In this mini-series of blogs, I would like to discuss the covert abuse that leaves no visible evidence except for the victim’s psychological suffering. Psychological abuse, also known as emotional abuse, is a type of abuse that can eat away at a victim’s self-esteem, autonomy, and happiness. This abuse is typically associated with power imbalance and manipulation; the abusive perpetrator is usually dominant and passive-aggressive but can seem pleasant and reasonable. This type of negative social influence has devastating effects on the victim; the goal of this abuse is to change the victim’s perspective and behavior through devious, exploitative ways in order to control the victim to get what the manipulator wants. The targeted individual rarely sees what is happening to them because manipulators conceal their true, aggressive purposes. The relationship is clearly unhealthy. This causes severe psychological damage to the victim and she becomes so dependent on the manipulator that she can no longer think for herself. Manipulators need their victims to fear them, oblige to their requests, and feel guilty if they cannot comply with those requests. Victims of psychological abuse are often codependent and abusers know how to play on their emotions and vulnerabilities. The victims can lose their sense of self, and harvest anxiety and emptiness.
There are several techniques manipulators use in order to control their victims. All of these techniques can twist a victim’s thoughts, actions and desires in order to mold her into what the manipulator wants her to be. Manipulators tend to make excuses to justify their actions, deny certain promises or agreements, play on your sympathy, use bribery to get what they want, portray fake concerns to undermine confidence, and use passive-aggressive tactics in order to express their emotions indirectly. These mental schemers also use emotional blackmail, such as guilt and fear, to cause shame and self-doubt in the victim. There are eight common warning signs to know when you are dealing with an emotionally abusive manipulator:
- Uses an individual’s statements against her
- conveniently forgets promises and agreements, and denies he ever said them
- uses guilt and sympathy to control the victim
- undermine the victim’s problems, emotions, and difficulties
- perform passive-aggressive actions to express anger or disappointment
- drain positive energy from the people around him
- shows little of responsibility
- always seem to have it worse than the victim
Emotional manipulators are controlling and this desire to control the victim is usually because manipulators are insecure themselves. Their underlying purposes in their actions are self-serving, and they have a constant need to feel more significant than the people around them. Passive, susceptible individuals are perfect to manipulate so that manipulators can obtain that feeling of power and superiority.
If you or a loved one live in Manhattan or Bergen County New Jersey and might be suffering from psychological and emotional abuse such as manipulation, the psychiatrists, psychologists, psychiatric nurse practitioners or psychotherapists at Arista Counseling can assist you.

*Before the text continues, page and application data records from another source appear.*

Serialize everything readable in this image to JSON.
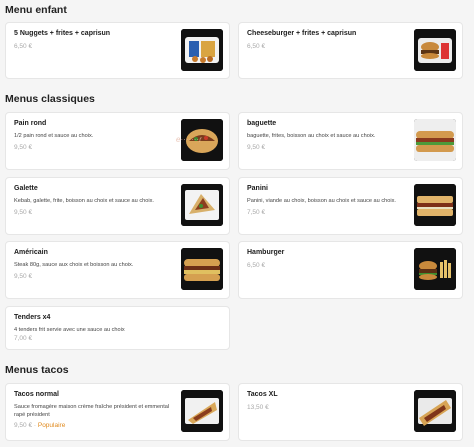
{
  "sections": [
    {
      "title": "Menu enfant",
      "items": [
        {
          "name": "5 Nuggets + frites + caprisun",
          "desc": "",
          "price": "6,50 €",
          "icon": "nuggets-meal-photo"
        },
        {
          "name": "Cheeseburger + frites + caprisun",
          "desc": "",
          "price": "6,50 €",
          "icon": "cheeseburger-meal-photo"
        }
      ]
    },
    {
      "title": "Menus classiques",
      "items": [
        {
          "name": "Pain rond",
          "desc": "1/2 pain rond et sauce au choix.",
          "price": "9,50 €",
          "icon": "kebab-bun-photo"
        },
        {
          "name": "baguette",
          "desc": "baguette, frites, boisson au choix et sauce au choix.",
          "price": "9,50 €",
          "icon": "baguette-sandwich-photo"
        },
        {
          "name": "Galette",
          "desc": "Kebab, galette, frite, boisson au choix et sauce au choix.",
          "price": "9,50 €",
          "icon": "galette-wrap-photo"
        },
        {
          "name": "Panini",
          "desc": "Panini, viande au choix, boisson au choix et sauce au choix.",
          "price": "7,50 €",
          "icon": "panini-photo"
        },
        {
          "name": "Américain",
          "desc": "Steak 80g, sauce aux choix et boisson au choix.",
          "price": "9,50 €",
          "icon": "americain-sandwich-photo"
        },
        {
          "name": "Hamburger",
          "desc": "",
          "price": "6,50 €",
          "icon": "hamburger-photo"
        },
        {
          "name": "Tenders x4",
          "desc": "4 tenders frit servie avec une sauce au choix",
          "price": "7,00 €",
          "icon": ""
        }
      ]
    },
    {
      "title": "Menus tacos",
      "items": [
        {
          "name": "Tacos normal",
          "desc": "Sauce fromagère maison crème fraîche président et emmental rapé président",
          "price": "9,50 €",
          "badge": "Populaire",
          "icon": "tacos-normal-photo"
        },
        {
          "name": "Tacos XL",
          "desc": "",
          "price": "13,50 €",
          "icon": "tacos-xl-photo"
        }
      ]
    }
  ],
  "price_separator": " · ",
  "watermark": "e·······r",
  "colors": {
    "background": "#f5f5f5",
    "card": "#ffffff",
    "price": "#a9a9a9",
    "popular": "#e08a1e"
  }
}
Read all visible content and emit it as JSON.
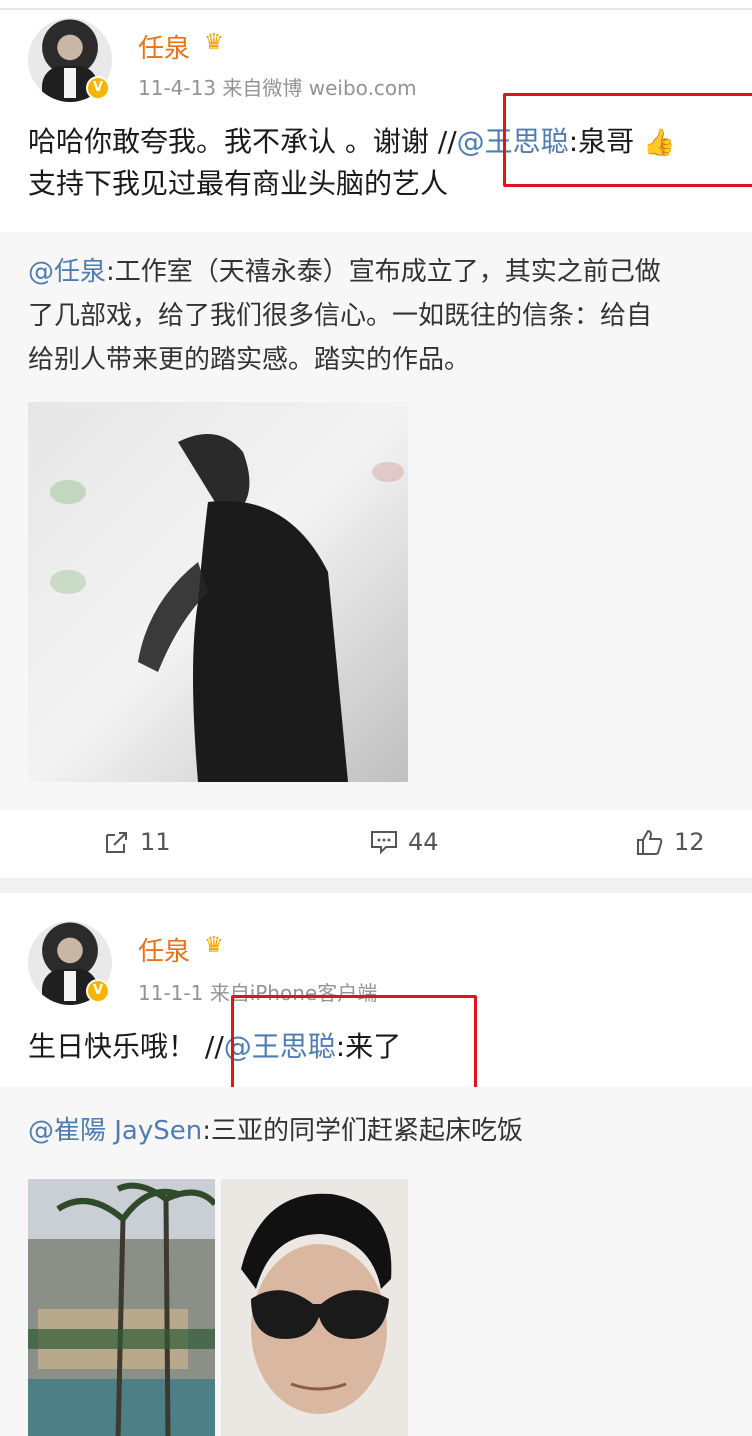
{
  "posts": [
    {
      "user": "任泉",
      "crown": "♛",
      "meta": "11-4-13  来自微博 weibo.com",
      "text_line1_a": "哈哈你敢夸我。我不承认 。谢谢 //",
      "text_line1_mention": "@王思聪",
      "text_line1_b": ":泉哥",
      "text_line1_emoji": "👍",
      "text_line2": "支持下我见过最有商业头脑的艺人",
      "repost_mention": "@任泉",
      "repost_line1": ":工作室（天禧永泰）宣布成立了，其实之前己做",
      "repost_line2": "了几部戏，给了我们很多信心。一如既往的信条：给自",
      "repost_line3": "给别人带来更的踏实感。踏实的作品。",
      "actions": {
        "share": "11",
        "comment": "44",
        "like": "12"
      }
    },
    {
      "user": "任泉",
      "crown": "♛",
      "meta": "11-1-1  来自iPhone客户端",
      "text_a": "生日快乐哦！ //",
      "text_mention": "@王思聪",
      "text_b": ":来了",
      "repost_mention": "@崔陽 JaySen",
      "repost_text": ":三亚的同学们赶紧起床吃饭"
    }
  ],
  "icons": {
    "verified": "V"
  },
  "colors": {
    "username": "#e8711a",
    "mention": "#4f7db3",
    "highlight_box": "#e0141e"
  }
}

Contact our Bergen County, NJ or Manhattan offices of psychologists, psychiatrists, and psychotherapists at (201) 368-3700 or (212) 722-1920 to set up an appointment. Visit http://www.acenterfortherapy.com for more information
Lancer, Darlene. “Psych Central Search.” Psych Central.com. N.p., n.d. Web. 18 June 2015.
Lenda, Paul. “8 Ways to Spot Emotional Manipulation.. and Free Ourselves From It.” The Mind Unleashed. N.p., 03 Sept. 2014. Web. 18 June 2015.